Fans Seeing Red Over Name-Change To ‘The Orange’

FROM THE “WHAT’S-IN-A-NAME?” DEPARTMENT comes word that the Syracuse University logo and name change to “the Orange” has legions of students and fans seeing red.

People adaptable in other elements of life have been known to get very nostalgic and parochial about their sports favorites. This phenomenon is most visibly manifested in the acceptance—or lack thereof—of the name of the fan’s favorite team.

If you mess with a name without buy-in from fans, you’ve got trouble. And trouble is exactly what Syracuse AD Jake Crouthamel got after the seemingly minor change from the Orangemen and Orangewomen to 'the Orange.'

The name change was bad enough, but that the news was leaked in May antagonized died-in-the-wool Syracuse fans: students, faculty and alumni alike.

Part of the mystique of fandom is a sense of belonging and ownership. The unfortunate timing and the perception that they weren’t involved seems to have severely rankled thousands of fans.

Consequently, Crouthamel has been e-presented with an internet “Keep Orangemen and Orangewomen!” petition containing over 5000 signatures. The petition is unequivocal in its tone, stating, “any change—even to ‘Orange’—would cause irreparable harm to allegiance, loyalty, passion and support for Syracuse University.”

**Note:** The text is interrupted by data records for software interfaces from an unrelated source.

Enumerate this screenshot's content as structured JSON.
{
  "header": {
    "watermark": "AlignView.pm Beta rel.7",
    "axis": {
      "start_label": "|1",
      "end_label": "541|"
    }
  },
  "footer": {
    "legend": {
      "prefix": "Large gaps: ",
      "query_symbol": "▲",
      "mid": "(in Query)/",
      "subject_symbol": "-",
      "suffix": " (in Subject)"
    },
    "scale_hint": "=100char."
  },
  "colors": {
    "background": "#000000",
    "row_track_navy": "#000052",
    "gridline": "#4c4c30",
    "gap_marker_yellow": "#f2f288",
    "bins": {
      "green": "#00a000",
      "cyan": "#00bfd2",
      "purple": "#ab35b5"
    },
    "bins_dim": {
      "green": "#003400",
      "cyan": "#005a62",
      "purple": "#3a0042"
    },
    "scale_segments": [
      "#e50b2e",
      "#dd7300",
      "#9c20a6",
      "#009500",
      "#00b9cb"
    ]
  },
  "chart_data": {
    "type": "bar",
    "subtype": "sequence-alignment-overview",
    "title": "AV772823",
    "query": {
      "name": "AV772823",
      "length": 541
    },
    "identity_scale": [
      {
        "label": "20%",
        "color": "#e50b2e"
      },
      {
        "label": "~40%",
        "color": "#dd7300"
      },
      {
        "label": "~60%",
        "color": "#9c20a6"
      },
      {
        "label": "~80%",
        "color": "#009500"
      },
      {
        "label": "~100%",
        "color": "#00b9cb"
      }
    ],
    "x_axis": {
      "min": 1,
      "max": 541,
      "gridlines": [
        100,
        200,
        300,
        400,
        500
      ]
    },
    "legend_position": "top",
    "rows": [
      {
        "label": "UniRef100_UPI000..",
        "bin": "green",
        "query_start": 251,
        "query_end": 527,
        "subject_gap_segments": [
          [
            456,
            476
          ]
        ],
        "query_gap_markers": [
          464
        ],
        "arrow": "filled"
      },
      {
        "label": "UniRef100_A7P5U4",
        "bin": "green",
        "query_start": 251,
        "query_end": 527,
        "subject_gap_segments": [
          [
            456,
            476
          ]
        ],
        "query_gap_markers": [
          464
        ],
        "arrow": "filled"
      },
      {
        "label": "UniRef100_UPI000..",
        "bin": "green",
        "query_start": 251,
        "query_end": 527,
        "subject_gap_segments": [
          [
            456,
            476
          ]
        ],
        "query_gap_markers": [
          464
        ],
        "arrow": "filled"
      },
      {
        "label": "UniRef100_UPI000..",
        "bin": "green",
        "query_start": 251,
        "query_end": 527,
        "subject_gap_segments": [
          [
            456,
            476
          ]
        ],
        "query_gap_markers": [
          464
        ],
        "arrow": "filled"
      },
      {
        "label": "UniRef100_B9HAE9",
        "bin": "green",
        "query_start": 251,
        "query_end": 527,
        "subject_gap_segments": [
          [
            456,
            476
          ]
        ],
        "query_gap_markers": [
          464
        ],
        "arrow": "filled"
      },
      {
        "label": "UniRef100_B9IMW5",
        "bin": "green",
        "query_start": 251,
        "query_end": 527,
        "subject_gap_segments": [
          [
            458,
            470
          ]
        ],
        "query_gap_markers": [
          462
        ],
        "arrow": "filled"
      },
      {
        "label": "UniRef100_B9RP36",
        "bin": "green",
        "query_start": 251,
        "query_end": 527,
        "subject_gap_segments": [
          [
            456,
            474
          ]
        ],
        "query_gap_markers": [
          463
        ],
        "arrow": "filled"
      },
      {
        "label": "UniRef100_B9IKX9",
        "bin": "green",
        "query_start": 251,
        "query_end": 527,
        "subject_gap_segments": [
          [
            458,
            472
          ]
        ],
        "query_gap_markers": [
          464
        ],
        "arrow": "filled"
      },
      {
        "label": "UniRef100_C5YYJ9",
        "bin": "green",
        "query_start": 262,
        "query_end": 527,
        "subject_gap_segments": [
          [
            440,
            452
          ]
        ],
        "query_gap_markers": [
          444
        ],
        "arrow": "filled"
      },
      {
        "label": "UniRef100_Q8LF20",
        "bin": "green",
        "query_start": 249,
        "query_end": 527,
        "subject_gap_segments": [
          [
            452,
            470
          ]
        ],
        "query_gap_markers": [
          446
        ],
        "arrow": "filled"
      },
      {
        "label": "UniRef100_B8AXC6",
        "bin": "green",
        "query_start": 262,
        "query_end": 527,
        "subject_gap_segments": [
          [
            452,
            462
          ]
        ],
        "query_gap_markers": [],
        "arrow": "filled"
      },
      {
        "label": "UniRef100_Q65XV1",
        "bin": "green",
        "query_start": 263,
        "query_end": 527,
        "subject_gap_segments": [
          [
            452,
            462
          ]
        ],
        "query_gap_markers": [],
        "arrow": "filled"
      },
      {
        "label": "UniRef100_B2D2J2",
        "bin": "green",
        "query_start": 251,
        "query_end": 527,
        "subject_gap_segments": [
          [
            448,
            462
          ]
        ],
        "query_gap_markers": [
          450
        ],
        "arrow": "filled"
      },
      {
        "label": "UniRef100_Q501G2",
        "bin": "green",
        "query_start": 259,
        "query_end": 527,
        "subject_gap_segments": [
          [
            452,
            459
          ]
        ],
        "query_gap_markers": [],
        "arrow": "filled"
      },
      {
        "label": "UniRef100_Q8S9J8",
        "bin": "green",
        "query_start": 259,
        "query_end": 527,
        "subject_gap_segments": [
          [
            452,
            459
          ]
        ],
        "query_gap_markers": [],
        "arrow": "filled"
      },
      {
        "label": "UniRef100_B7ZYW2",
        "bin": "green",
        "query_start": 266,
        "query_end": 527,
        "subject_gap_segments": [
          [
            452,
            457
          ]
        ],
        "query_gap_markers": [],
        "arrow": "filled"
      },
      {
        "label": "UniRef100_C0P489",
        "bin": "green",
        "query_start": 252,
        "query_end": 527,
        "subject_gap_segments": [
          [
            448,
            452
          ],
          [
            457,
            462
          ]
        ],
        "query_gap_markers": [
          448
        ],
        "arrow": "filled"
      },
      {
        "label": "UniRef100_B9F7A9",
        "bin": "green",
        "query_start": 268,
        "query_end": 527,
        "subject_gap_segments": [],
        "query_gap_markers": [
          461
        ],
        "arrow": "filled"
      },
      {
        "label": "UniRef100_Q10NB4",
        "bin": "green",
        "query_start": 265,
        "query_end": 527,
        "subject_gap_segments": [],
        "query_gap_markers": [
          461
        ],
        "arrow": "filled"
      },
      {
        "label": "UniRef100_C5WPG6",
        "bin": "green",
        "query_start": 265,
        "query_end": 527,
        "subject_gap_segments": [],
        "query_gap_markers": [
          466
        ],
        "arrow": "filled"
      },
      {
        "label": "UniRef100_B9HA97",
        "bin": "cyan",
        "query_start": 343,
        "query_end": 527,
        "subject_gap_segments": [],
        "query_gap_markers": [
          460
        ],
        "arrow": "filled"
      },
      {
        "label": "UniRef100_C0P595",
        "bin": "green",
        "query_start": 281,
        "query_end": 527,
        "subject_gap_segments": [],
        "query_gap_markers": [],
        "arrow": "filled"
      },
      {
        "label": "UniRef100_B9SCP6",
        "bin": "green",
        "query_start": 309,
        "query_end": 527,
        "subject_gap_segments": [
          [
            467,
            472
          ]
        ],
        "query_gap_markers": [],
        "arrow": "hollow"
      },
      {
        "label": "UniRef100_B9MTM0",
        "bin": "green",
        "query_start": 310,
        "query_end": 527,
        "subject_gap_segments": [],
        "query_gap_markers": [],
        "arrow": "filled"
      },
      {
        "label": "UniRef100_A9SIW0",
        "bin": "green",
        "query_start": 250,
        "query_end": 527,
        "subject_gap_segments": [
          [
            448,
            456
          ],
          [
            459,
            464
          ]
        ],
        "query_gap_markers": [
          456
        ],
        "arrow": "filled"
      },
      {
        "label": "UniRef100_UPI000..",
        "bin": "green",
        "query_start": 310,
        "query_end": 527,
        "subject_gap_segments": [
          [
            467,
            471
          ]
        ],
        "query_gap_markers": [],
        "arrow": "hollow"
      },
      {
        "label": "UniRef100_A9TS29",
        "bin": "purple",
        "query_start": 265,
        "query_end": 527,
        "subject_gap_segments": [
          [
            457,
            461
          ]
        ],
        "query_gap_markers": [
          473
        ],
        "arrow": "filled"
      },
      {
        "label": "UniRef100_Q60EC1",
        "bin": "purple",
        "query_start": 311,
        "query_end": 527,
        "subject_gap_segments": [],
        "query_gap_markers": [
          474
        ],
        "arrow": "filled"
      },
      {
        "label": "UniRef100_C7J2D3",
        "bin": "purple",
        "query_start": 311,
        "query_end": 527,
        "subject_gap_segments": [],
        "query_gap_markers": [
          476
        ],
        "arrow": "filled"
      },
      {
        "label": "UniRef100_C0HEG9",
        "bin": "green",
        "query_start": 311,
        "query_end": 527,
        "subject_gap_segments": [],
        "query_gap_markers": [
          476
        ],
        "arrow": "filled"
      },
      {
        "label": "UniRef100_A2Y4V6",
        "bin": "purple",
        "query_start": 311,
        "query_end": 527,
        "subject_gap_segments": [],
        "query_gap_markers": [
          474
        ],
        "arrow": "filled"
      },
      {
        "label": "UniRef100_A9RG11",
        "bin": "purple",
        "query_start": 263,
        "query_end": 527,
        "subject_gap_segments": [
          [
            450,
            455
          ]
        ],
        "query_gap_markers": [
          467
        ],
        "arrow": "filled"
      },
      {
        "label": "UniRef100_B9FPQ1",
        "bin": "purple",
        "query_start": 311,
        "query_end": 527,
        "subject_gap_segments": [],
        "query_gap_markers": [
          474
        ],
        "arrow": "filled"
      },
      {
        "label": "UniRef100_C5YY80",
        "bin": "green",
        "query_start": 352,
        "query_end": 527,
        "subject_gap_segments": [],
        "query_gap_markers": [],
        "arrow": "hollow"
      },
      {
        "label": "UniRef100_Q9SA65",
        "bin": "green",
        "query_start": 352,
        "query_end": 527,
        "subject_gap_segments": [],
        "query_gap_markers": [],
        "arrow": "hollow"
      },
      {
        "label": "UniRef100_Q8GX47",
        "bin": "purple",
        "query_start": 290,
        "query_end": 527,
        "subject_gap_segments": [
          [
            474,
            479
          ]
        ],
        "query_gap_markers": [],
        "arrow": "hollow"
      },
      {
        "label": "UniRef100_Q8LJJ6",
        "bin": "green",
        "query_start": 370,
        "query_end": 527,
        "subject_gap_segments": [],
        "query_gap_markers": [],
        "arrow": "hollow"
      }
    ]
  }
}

Hmm. What’s in a name indeed.

The switchover actually makes a lot of sense, particularly from an objective, non-emotional perspective. The comprehensive brand image conversion involved spiffing up and the “SU” logo, standardizing a brighter and more distinctive orange on everything, and consolidating the nickname. Fans were told that the changes would help emphasize that Syracuse is the "only school in the country that has orange as its primary (official) color."

And what do Tennessee, Virginia Tech and Texas think of SU claiming to be the only school with orange as its primary color?

However, on a more emotional level, maybe the problem with the fans is not so much the new name, but the idea that they weren’t properly asked to buy in.

Who knows?


(this 322 word excerpt—with accompanying commentary—was distilled from an 810 word article in the Syracuse University Daily Orange of 8-30-04, as well as remarks by Mr. Crouthamel at a press conference in May, 2004)